They are called “serifs” because of the small lines (or serifs) that are attached to the main strokes of characters within the typeface. These are fonts like Times New Roman and Didot. Serif fonts also have the thin to thick transition and are the easiest to read.
Sans Serif -
Typefaces that do not have the “serifs”. They are more modern and cleaner than the serif fonts and are composed of more simpler lines. They often DON'T have the thin to thick transitions that serifs do. They are used very often for screens, because website resolution can make serifs hard to read. These are fonts like Helvetica, Arial and Gotham.
Fonts that mimic cursive handwriting and offer very fluid letterforms. There are formal and casual scripts. The formal scripts are the ones you see on wedding or formal event invitations, book covers or more historical designs. The casual scripts are more legible and mimic sign painters rather than calligraphers. The formal scripts are fonts like zapfino and lavanderia, and casual scripts are like allura and grand hotel.
The main characteristic is that aren’t appropriate for body copy and are best reserved for headlines or attention grabbing. They also are used to entice a reader into the text copy and/or are used to create a mood or feeling for the piece. These are fonts like homestead, park lane and limelight.
Tips for Pairing Fonts
Tip 1: When in doubt one font can be used from Headline to body copy.
When you are scared to mix, just find a good font that has many weights (bold, regular, thin, all caps, italic, etc). Use the bold and all caps for the headline, the regular italic for the subheading, and the thin weight for the body copy. Voila, you have a piece that has interest and hierarchy while only using one font.

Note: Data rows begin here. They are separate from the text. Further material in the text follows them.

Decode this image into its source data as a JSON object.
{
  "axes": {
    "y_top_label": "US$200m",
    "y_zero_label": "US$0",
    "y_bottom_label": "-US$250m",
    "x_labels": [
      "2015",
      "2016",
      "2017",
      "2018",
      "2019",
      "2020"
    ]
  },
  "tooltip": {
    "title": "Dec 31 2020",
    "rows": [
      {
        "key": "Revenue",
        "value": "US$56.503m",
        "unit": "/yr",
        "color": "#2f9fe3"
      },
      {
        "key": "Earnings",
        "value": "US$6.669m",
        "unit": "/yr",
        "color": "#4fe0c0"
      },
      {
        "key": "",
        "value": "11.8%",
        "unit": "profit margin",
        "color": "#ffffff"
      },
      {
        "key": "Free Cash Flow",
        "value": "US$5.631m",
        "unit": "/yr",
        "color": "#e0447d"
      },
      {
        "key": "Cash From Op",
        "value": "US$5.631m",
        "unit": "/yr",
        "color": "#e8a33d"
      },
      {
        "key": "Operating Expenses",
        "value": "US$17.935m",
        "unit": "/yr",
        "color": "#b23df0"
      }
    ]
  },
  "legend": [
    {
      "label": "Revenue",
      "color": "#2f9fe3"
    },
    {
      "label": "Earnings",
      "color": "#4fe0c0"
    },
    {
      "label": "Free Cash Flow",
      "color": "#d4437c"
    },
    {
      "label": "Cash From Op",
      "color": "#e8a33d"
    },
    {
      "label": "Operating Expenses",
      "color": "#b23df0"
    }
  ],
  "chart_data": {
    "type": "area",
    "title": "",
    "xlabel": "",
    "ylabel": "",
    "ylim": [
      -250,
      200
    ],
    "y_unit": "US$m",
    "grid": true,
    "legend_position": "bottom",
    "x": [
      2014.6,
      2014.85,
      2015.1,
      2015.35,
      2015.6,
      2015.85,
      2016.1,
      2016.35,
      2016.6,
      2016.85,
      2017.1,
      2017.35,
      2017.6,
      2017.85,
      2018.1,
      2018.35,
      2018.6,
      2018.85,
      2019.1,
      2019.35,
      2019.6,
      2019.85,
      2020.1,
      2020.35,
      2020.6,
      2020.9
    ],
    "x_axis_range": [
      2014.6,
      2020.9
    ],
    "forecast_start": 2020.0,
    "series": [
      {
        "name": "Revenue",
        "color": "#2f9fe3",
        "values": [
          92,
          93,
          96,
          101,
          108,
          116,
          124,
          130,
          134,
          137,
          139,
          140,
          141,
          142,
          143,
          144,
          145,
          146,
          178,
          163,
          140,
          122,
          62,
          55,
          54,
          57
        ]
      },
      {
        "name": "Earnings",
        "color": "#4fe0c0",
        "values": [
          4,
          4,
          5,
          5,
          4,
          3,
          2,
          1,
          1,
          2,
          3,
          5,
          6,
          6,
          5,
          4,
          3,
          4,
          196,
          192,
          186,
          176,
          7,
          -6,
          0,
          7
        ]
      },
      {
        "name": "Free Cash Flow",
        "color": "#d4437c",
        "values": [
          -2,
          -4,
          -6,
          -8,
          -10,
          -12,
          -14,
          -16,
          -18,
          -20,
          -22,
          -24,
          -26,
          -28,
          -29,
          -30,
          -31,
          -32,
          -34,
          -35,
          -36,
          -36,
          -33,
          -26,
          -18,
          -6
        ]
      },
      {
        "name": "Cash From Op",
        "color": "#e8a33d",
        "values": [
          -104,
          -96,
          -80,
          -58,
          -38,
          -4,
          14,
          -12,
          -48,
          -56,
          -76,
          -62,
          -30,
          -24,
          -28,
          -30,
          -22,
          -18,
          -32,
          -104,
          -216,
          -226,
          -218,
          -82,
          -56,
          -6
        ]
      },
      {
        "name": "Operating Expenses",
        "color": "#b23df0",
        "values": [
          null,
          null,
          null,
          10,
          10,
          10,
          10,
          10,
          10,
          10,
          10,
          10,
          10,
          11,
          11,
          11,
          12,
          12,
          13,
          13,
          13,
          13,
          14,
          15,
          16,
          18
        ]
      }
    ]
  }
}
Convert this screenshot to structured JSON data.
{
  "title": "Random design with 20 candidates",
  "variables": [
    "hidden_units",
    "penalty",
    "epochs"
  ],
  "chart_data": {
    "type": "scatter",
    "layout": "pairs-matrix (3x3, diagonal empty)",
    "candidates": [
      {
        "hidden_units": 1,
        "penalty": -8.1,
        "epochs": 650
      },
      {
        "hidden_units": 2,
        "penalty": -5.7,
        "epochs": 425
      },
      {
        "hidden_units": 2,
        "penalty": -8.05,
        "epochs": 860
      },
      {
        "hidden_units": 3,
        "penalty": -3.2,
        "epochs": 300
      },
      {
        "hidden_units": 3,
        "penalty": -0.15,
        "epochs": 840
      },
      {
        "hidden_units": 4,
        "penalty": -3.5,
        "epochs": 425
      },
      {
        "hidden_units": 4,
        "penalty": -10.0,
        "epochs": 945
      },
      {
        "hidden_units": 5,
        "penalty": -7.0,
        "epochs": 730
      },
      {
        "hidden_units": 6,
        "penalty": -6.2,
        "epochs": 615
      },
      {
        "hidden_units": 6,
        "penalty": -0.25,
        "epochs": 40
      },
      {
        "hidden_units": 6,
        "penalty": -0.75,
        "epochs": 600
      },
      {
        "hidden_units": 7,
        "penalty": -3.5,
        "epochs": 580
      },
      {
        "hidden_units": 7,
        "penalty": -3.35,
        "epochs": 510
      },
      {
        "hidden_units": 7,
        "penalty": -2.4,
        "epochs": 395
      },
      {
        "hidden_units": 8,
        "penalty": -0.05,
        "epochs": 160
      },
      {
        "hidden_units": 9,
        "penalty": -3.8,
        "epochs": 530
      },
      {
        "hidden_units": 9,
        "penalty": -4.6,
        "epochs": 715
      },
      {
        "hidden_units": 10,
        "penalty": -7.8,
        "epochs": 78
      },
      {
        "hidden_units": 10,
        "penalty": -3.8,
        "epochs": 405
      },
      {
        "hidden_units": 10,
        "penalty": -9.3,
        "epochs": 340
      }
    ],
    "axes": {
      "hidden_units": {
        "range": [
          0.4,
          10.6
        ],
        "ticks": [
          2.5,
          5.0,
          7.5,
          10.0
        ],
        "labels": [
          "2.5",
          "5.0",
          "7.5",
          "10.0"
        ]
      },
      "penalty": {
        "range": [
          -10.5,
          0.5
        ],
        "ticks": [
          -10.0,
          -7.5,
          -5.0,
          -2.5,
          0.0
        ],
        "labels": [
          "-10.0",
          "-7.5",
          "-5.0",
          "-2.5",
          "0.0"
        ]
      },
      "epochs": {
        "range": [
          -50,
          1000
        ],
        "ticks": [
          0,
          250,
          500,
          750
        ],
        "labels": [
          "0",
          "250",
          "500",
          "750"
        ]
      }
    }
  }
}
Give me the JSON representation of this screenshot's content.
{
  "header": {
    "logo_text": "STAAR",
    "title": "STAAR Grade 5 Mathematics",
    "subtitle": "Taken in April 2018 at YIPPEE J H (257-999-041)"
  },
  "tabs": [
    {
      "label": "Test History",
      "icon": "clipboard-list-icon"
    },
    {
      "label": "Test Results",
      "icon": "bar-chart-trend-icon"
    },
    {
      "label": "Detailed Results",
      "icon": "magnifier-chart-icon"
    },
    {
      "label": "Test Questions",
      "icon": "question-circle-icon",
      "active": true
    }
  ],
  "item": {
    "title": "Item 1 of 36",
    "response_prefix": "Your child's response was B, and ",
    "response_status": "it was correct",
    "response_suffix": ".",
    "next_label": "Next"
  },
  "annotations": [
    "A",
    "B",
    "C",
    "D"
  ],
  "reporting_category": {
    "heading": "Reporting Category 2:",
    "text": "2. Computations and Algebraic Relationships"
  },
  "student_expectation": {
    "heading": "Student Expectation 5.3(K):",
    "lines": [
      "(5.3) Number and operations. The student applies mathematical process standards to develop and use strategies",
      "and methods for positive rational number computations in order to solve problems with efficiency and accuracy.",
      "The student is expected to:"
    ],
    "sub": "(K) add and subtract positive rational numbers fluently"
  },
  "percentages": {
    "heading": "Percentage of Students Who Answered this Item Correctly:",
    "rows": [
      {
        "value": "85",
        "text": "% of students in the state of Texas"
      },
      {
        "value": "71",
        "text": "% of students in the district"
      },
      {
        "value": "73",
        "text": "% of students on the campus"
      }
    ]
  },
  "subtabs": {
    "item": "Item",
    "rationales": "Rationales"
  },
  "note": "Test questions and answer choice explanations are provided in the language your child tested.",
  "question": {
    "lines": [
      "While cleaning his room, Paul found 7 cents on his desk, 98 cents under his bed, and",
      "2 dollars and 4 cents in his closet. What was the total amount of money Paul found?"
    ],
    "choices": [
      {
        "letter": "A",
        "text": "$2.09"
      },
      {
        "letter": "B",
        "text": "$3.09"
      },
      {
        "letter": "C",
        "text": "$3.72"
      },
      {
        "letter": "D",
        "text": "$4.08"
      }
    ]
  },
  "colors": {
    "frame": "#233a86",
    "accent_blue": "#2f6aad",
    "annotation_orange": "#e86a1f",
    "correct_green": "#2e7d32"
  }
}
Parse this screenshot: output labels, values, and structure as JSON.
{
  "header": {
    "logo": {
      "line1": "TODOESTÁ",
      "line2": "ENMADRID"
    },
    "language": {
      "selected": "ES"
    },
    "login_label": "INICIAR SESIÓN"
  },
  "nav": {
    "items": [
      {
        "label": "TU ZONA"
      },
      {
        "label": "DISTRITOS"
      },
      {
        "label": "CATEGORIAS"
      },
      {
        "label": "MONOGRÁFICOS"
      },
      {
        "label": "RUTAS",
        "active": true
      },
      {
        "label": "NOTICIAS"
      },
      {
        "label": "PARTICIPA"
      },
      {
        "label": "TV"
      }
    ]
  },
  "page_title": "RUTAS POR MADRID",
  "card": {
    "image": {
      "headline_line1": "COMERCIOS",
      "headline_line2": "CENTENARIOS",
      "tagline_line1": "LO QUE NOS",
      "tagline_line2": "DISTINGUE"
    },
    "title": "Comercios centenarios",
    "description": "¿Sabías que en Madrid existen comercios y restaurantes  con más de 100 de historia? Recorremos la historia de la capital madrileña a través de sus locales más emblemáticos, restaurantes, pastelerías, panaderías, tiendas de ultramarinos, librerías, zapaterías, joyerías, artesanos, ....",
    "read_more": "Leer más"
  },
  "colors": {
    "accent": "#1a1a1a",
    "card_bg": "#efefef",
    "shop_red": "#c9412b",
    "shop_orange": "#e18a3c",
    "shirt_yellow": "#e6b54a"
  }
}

Tip 2: Pair fonts that are appropriate for the occasion.
When designing a piece, one of the main questions you should ask yourself is: what is the purpose or occasion of this piece? Is this a business document, is this a concert poster, is this a baby invitation? Different fonts will be used depending on what the overall style and purpose of the piece is. A business document would use more professional serifs and sans serifs, a concert poster might use heavy display fonts and casual handwritten fonts, and a baby invitation might use a script. Think of the occasion and style of your piece first and then pull your fonts from there.
Tip 3: Think about the time/feelings.
A lot of fonts evoke specific feelings and time periods. There are fonts that were created specifically for the 1920's speakeasy vibe and there are fonts that were created for the outer space, Star Wars fans. Neither of those fonts should be used for a Lawyer's logo design. Do your research about the time period a font was created for, and think about the feelings you have as you pick fonts for your arsenal and use them in marketing pieces.
Tip 4: Pair fonts that have different weights/thickness.
Using a variety of thin and bold fonts adds interest and movement through a piece, but you don't want to get too crazy. Pairing one thicker weighted font with a thin font is a good rule of thumb, especially to create hierarchy. (If you have no idea what hierarchy is or how to create it, I've written a whole blogpost about it here.)
Tip 5: Depending on the piece, stick with pairing 2-3 fonts at a time.
Any more than 3 fonts in one piece can get confusing and start to look messy if you're not a professional designer. Pairing 2 or 3 fonts together at once gives the perfect variety. This would look like a specific font for the heading, a different font for the body copy, and a third font for any added interest or call outs in the design.